Olga Cobuscean is 22 and she came from Chișinău to study architecture in Aachen. She came to Germany because ever since she was a teenager, her parents had asked her to study abroad because they think that, in other European countries, the studies are better. She attended German language courses in Moldova, but found speaking German to be a little complicated. Olga’s fellow students and colleagues supported her from the first minute and now they are good friends. She is well, she said she adores Germany and the German mentality. The Germans are open, she said, they do not judge. She adores the fact that people do not look at others’ aesthetical appearance, they do not care, they just accept you how you really are.

Olga does not want to go home. She feels great now in Germany. Maybe she will move to another country where she could speak German.  She has spoken with other people about the Moldovan education and she thinks the system is not so bad; however, the advantage of the German system is that, after the 9th grade, the students are able to choose for themselves what they want to study.

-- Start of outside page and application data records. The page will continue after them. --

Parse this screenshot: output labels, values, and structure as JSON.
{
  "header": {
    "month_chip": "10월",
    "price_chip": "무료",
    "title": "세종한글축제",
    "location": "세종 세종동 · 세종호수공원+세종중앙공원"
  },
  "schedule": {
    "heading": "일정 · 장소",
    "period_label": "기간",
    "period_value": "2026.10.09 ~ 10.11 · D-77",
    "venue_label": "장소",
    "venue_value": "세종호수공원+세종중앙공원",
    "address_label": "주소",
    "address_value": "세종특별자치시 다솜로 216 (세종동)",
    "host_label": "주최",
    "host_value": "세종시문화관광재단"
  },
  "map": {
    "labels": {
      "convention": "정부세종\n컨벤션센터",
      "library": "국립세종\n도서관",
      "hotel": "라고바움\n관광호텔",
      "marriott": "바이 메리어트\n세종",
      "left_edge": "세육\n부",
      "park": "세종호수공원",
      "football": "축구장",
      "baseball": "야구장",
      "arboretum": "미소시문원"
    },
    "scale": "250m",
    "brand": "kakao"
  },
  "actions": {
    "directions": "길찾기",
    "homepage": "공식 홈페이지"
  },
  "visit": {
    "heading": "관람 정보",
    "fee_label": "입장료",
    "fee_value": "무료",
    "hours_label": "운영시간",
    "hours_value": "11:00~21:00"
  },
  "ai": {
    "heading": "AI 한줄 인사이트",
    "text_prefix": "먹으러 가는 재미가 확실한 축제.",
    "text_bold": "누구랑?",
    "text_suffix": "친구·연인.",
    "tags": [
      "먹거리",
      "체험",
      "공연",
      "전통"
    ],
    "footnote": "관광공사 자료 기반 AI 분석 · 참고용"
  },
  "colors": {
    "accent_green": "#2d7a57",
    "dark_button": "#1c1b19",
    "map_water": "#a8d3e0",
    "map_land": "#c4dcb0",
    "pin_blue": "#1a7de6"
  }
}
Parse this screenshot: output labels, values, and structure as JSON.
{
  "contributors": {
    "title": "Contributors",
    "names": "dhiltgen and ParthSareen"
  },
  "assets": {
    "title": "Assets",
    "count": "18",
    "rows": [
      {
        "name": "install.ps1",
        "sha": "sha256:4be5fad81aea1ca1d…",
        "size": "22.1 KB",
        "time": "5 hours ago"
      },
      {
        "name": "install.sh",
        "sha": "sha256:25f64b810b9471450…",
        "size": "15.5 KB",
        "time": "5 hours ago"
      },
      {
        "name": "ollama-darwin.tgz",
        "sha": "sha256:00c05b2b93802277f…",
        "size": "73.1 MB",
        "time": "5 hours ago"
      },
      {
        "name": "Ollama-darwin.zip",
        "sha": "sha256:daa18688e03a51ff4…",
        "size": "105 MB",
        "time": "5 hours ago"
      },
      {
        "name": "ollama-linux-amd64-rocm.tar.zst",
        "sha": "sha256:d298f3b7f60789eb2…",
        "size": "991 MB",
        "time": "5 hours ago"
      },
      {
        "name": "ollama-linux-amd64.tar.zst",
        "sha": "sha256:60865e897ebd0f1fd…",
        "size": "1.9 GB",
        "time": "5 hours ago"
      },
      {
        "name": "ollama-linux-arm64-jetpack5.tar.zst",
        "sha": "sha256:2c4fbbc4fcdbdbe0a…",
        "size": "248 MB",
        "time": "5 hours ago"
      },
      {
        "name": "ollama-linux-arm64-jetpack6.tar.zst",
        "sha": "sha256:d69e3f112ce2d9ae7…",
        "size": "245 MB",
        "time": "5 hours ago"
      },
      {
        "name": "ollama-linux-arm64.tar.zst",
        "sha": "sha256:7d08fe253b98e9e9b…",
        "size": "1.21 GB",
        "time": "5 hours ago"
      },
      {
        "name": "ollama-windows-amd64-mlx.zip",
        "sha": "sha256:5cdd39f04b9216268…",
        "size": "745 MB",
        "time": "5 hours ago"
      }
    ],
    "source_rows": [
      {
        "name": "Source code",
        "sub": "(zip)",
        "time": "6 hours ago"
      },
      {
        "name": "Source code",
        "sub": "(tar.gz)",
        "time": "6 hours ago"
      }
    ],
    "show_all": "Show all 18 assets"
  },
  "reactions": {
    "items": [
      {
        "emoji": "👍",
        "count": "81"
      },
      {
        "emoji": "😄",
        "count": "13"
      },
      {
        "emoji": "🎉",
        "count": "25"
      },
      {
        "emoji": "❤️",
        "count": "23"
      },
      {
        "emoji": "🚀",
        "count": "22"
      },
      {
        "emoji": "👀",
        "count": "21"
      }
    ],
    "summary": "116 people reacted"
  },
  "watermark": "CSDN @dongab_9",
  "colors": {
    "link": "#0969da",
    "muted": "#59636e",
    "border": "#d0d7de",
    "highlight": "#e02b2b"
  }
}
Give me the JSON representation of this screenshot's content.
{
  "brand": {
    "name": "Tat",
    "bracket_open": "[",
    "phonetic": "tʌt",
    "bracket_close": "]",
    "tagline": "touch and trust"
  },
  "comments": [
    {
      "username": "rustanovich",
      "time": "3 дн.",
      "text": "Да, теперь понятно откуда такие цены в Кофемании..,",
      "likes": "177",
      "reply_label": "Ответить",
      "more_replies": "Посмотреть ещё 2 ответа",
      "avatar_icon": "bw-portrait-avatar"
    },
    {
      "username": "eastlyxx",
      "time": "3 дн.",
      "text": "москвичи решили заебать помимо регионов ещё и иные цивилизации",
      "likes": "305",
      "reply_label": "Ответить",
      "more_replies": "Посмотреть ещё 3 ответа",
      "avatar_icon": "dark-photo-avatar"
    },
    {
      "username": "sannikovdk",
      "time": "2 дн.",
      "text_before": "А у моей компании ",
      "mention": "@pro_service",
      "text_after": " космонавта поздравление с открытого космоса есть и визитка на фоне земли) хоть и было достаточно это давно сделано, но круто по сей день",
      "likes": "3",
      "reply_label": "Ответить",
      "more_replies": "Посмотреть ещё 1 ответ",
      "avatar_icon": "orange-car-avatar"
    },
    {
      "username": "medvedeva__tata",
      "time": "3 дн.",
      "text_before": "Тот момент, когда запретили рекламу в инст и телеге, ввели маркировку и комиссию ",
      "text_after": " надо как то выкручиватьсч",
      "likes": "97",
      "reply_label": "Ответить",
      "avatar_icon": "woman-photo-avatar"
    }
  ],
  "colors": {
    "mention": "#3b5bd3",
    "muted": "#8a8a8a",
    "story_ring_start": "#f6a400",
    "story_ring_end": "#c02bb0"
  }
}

Moldova’s youth does not see the future in black and white. There is hope, deep inside, that some of them would like to come home and create light in the places where people do not see it. However, it is an individual choice to leave or not to leave a country where, both politically and economically, things appear to be getting worse.

About the author

Ana Rozipalivanov

Moldova

Other publications

Alina Mamulat at the Technische Universitat Berlin, in a 1500-space amphitheatre ©Ana Rozîpalivanov

Moldovan Youth Leave their Home Country in Search of Better Perspectives

According to the National Bureau of Statistics (NBS), the number of students fell this year. Research shows that 4,700 (8.5%) fewer young people decided to submit their documents to state universities. In the last seven years, the number of students has decreased by 40%. Does this means that the youth does not need higher education any longer? If so, why? Or, is it a phenomenon of migration?